Owner: Grands Millésimes de France
Classification: Fourth Growth
Vineyard area: 90 hectares
Average annual production: 265,000 bottles p/a
Standard blend: 62% Cabernet Sauvignon, 31% Merlot, 5% Cabernet Franc, 2% Petit Verdot
Other wines: Amiral de Beychevelle
The Beychevelle estate is situated within sight of the Gironde River, surrounded by regal gardens that reflect the classical elegance of the chateau. The property was once owned by Jean-Louis Nogaret de la Valette, the Duc d’Epernon and an admiral of the French navy who is said to have built the original chateau in the 16th century. The story behind the estate’s name is part fact, part fancy, with legend proffering that ships were forced to lower their sails – “baisse voile” – in homage to Nogaret as they passed. “Baisse voile”, or “bacha velo” in Gascon, became “Beychevelle” and inspired the chateau’s emblem of a ship with a griffin at the prow.
Though the admiral may be credited with renaming the estate, it was not until the 18th century, under the tenure of the Marquis Francois-Etienne de Brassier, that any real interest was taken in Beychevelle’s winemaking potential. As well as improving the land and building the venerable chateau that exists today, the marquis constructed a new vat house and bought back parcels of land that had been sold off to cover previous owners’ debts. During the French Revolution, however, large parts of the property were again absorbed into other estates and Francois-Arnaud (the marquis’ son and the owner at the time) had no choice but to quit France after killing a man in a duel. As a result, the estate was sold and resold repeatedly – during which time it was classified as a Fourth Growth – until it was purchased by Armand Heine, and then passed by marriage to the Achille-Fould family. In 1984, after three generations of ownership, the property was sold to the Grands Millesimes de France and the Japanese group, Suntory.

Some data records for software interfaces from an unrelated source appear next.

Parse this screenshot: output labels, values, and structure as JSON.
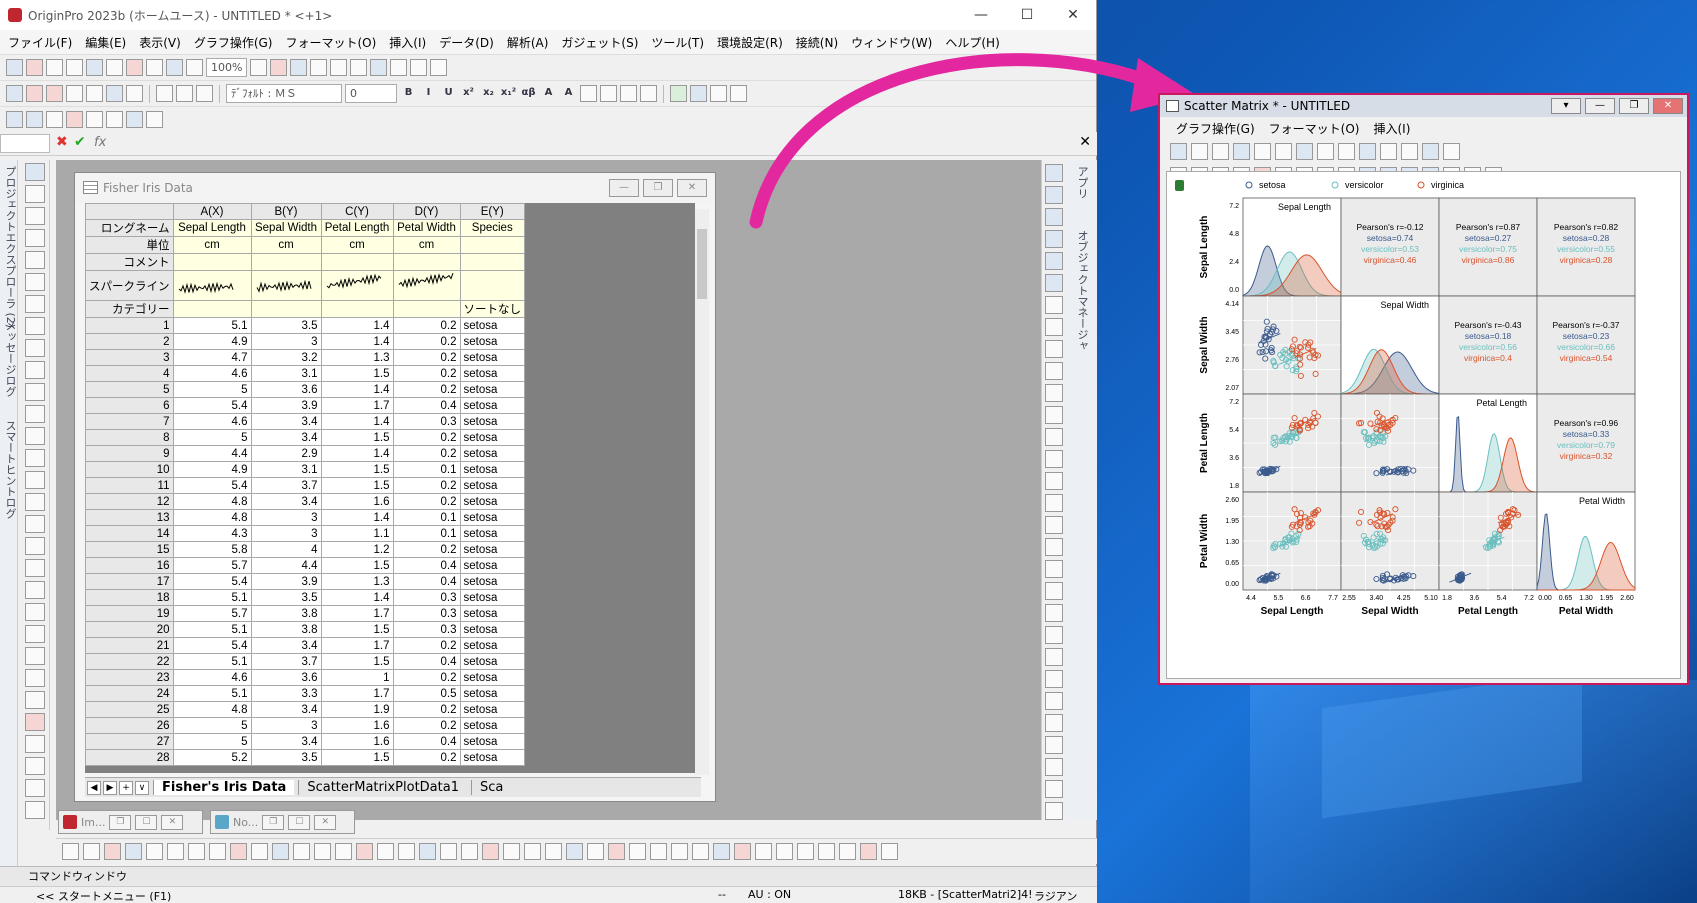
{
  "app": {
    "title": "OriginPro 2023b (ホームユース) - UNTITLED * <+1>",
    "window_controls": [
      "—",
      "☐",
      "✕"
    ]
  },
  "menubar": [
    "ファイル(F)",
    "編集(E)",
    "表示(V)",
    "グラフ操作(G)",
    "フォーマット(O)",
    "挿入(I)",
    "データ(D)",
    "解析(A)",
    "ガジェット(S)",
    "ツール(T)",
    "環境設定(R)",
    "接続(N)",
    "ウィンドウ(W)",
    "ヘルプ(H)"
  ],
  "toolbar": {
    "zoom": "100%",
    "font_name": "ﾃﾞﾌｫﾙﾄ : ＭＳ",
    "font_size": "0",
    "format_buttons": [
      "B",
      "I",
      "U",
      "x²",
      "x₂",
      "x₁²",
      "αβ",
      "A",
      "A"
    ]
  },
  "formula_bar": {
    "cancel": "✖",
    "accept": "✔",
    "fx": "fx",
    "close": "✕"
  },
  "left_tabs": [
    "プロジェクトエクスプローラ (2)",
    "メッセージログ",
    "スマートヒントログ"
  ],
  "right_tabs": [
    "アプリ",
    "オブジェクトマネージャ"
  ],
  "worksheet": {
    "title": "Fisher Iris Data",
    "columns": [
      "A(X)",
      "B(Y)",
      "C(Y)",
      "D(Y)",
      "E(Y)"
    ],
    "row_labels": {
      "longname": "ロングネーム",
      "units": "単位",
      "comment": "コメント",
      "sparkline": "スパークライン",
      "category": "カテゴリー"
    },
    "long_names": [
      "Sepal Length",
      "Sepal Width",
      "Petal Length",
      "Petal Width",
      "Species"
    ],
    "units": [
      "cm",
      "cm",
      "cm",
      "cm",
      ""
    ],
    "categories": [
      "",
      "",
      "",
      "",
      "ソートなし"
    ],
    "rows": [
      [
        1,
        5.1,
        3.5,
        1.4,
        0.2,
        "setosa"
      ],
      [
        2,
        4.9,
        3,
        1.4,
        0.2,
        "setosa"
      ],
      [
        3,
        4.7,
        3.2,
        1.3,
        0.2,
        "setosa"
      ],
      [
        4,
        4.6,
        3.1,
        1.5,
        0.2,
        "setosa"
      ],
      [
        5,
        5,
        3.6,
        1.4,
        0.2,
        "setosa"
      ],
      [
        6,
        5.4,
        3.9,
        1.7,
        0.4,
        "setosa"
      ],
      [
        7,
        4.6,
        3.4,
        1.4,
        0.3,
        "setosa"
      ],
      [
        8,
        5,
        3.4,
        1.5,
        0.2,
        "setosa"
      ],
      [
        9,
        4.4,
        2.9,
        1.4,
        0.2,
        "setosa"
      ],
      [
        10,
        4.9,
        3.1,
        1.5,
        0.1,
        "setosa"
      ],
      [
        11,
        5.4,
        3.7,
        1.5,
        0.2,
        "setosa"
      ],
      [
        12,
        4.8,
        3.4,
        1.6,
        0.2,
        "setosa"
      ],
      [
        13,
        4.8,
        3,
        1.4,
        0.1,
        "setosa"
      ],
      [
        14,
        4.3,
        3,
        1.1,
        0.1,
        "setosa"
      ],
      [
        15,
        5.8,
        4,
        1.2,
        0.2,
        "setosa"
      ],
      [
        16,
        5.7,
        4.4,
        1.5,
        0.4,
        "setosa"
      ],
      [
        17,
        5.4,
        3.9,
        1.3,
        0.4,
        "setosa"
      ],
      [
        18,
        5.1,
        3.5,
        1.4,
        0.3,
        "setosa"
      ],
      [
        19,
        5.7,
        3.8,
        1.7,
        0.3,
        "setosa"
      ],
      [
        20,
        5.1,
        3.8,
        1.5,
        0.3,
        "setosa"
      ],
      [
        21,
        5.4,
        3.4,
        1.7,
        0.2,
        "setosa"
      ],
      [
        22,
        5.1,
        3.7,
        1.5,
        0.4,
        "setosa"
      ],
      [
        23,
        4.6,
        3.6,
        1,
        0.2,
        "setosa"
      ],
      [
        24,
        5.1,
        3.3,
        1.7,
        0.5,
        "setosa"
      ],
      [
        25,
        4.8,
        3.4,
        1.9,
        0.2,
        "setosa"
      ],
      [
        26,
        5,
        3,
        1.6,
        0.2,
        "setosa"
      ],
      [
        27,
        5,
        3.4,
        1.6,
        0.4,
        "setosa"
      ],
      [
        28,
        5.2,
        3.5,
        1.5,
        0.2,
        "setosa"
      ]
    ],
    "sheet_tabs": [
      "Fisher's Iris Data",
      "ScatterMatrixPlotData1",
      "Sca"
    ]
  },
  "minimized": [
    {
      "label": "Im..."
    },
    {
      "label": "No..."
    }
  ],
  "command_window": "コマンドウィンドウ",
  "status": {
    "left": "<< スタートメニュー (F1)",
    "dash": "--",
    "au": "AU : ON",
    "info": "18KB - [ScatterMatri2]4!",
    "unit": "ラジアン"
  },
  "scatter_matrix": {
    "title": "Scatter Matrix * - UNTITLED",
    "menu": [
      "グラフ操作(G)",
      "フォーマット(O)",
      "挿入(I)"
    ],
    "legend": [
      {
        "name": "setosa",
        "color": "#3b5a8c"
      },
      {
        "name": "versicolor",
        "color": "#6bbfbf"
      },
      {
        "name": "virginica",
        "color": "#d9532c"
      }
    ],
    "variables": [
      "Sepal Length",
      "Sepal Width",
      "Petal Length",
      "Petal Width"
    ],
    "x_ticks": [
      [
        "4.4",
        "5.5",
        "6.6",
        "7.7"
      ],
      [
        "2.55",
        "3.40",
        "4.25",
        "5.10"
      ],
      [
        "1.8",
        "3.6",
        "5.4",
        "7.2"
      ],
      [
        "0.00",
        "0.65",
        "1.30",
        "1.95",
        "2.60"
      ]
    ],
    "y_ticks": [
      [
        "7.2",
        "4.8",
        "2.4",
        "0.0"
      ],
      [
        "4.14",
        "3.45",
        "2.76",
        "2.07"
      ],
      [
        "7.2",
        "5.4",
        "3.6",
        "1.8"
      ],
      [
        "2.60",
        "1.95",
        "1.30",
        "0.65",
        "0.00"
      ]
    ],
    "correlations": [
      {
        "row": 0,
        "col": 1,
        "title": "Pearson's r=-0.12",
        "setosa": "setosa=0.74",
        "versicolor": "versicolor=0.53",
        "virginica": "virginica=0.46"
      },
      {
        "row": 0,
        "col": 2,
        "title": "Pearson's r=0.87",
        "setosa": "setosa=0.27",
        "versicolor": "versicolor=0.75",
        "virginica": "virginica=0.86"
      },
      {
        "row": 0,
        "col": 3,
        "title": "Pearson's r=0.82",
        "setosa": "setosa=0.28",
        "versicolor": "versicolor=0.55",
        "virginica": "virginica=0.28"
      },
      {
        "row": 1,
        "col": 2,
        "title": "Pearson's r=-0.43",
        "setosa": "setosa=0.18",
        "versicolor": "versicolor=0.56",
        "virginica": "virginica=0.4"
      },
      {
        "row": 1,
        "col": 3,
        "title": "Pearson's r=-0.37",
        "setosa": "setosa=0.23",
        "versicolor": "versicolor=0.66",
        "virginica": "virginica=0.54"
      },
      {
        "row": 2,
        "col": 3,
        "title": "Pearson's r=0.96",
        "setosa": "setosa=0.33",
        "versicolor": "versicolor=0.79",
        "virginica": "virginica=0.32"
      }
    ]
  },
  "arrow_color": "#e3289f"
}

Having developed a strong consumer following in the Far East, Beychevelle is a prime example of the impact that the Asian market can have on previously underperforming brands. Today the quatrième cru is navigating a new path, with recent vintages in strong demand and prices firmly on the up.
The 2009 vintage
Beychevelle 2009 is a blend of 46% Cabernet Sauvignon, 40% Merlot, 6% Cabernet Franc and 4% Petit Verdot. Its alcohol is listed as 13%.
James Molesworth on Wine Spectator rated the most recent Beychevelle as 92. The critic describes the 2009 as having “the dark, winey cassis bush and roasted plum fruit of the appellation, but steps up the integration and length, with racy linzer torte and graphite notes and a lovely tobacco-filled finish supported by mouthwatering acidity.” Jancis Robinson calls it “neat and pretty”, giving it 16.5-17 out of 20.
Beychevelle 2009 was released in London at £540 per 12x75cl case this year – more than double the release price of the 2008. And though the vintage has seen relatively keen trade, prices have now moved slightly below the opening price.
Though it has in the past been something of an underperformer, Asian interest in Beychevelle has boosted prices tremendously in recent years, with vintages 2000-2007 rising by an average of 35% over the past year alone. Looking more closely, it seems that it is the cheaper vintages, rather than the best-performing vintages, that are garnering the most attention. Over the past six months, the 2007 (£341 per 12x75cl) and the 2006 (£435) have both climbed 38%, confirmation, perhaps, that Asian consumers are brand rather than vintage conscious. The 2008 is also seeing a strong drive upwards, having risen by 37% since the end of February. Given that Asian consumers are not regarded as big en primeur buyers, this increase is likely a result of the general rise in demand for the 2008 vintage, which tends to be comparatively cheap across brands. This is certainly true of Beychevelle 2008, which is currently trading at £352 per case – almost £600 cheaper than the 2000.
The graph below shows the price appreciation (%) of recent Beychevelle vintages over the past six months.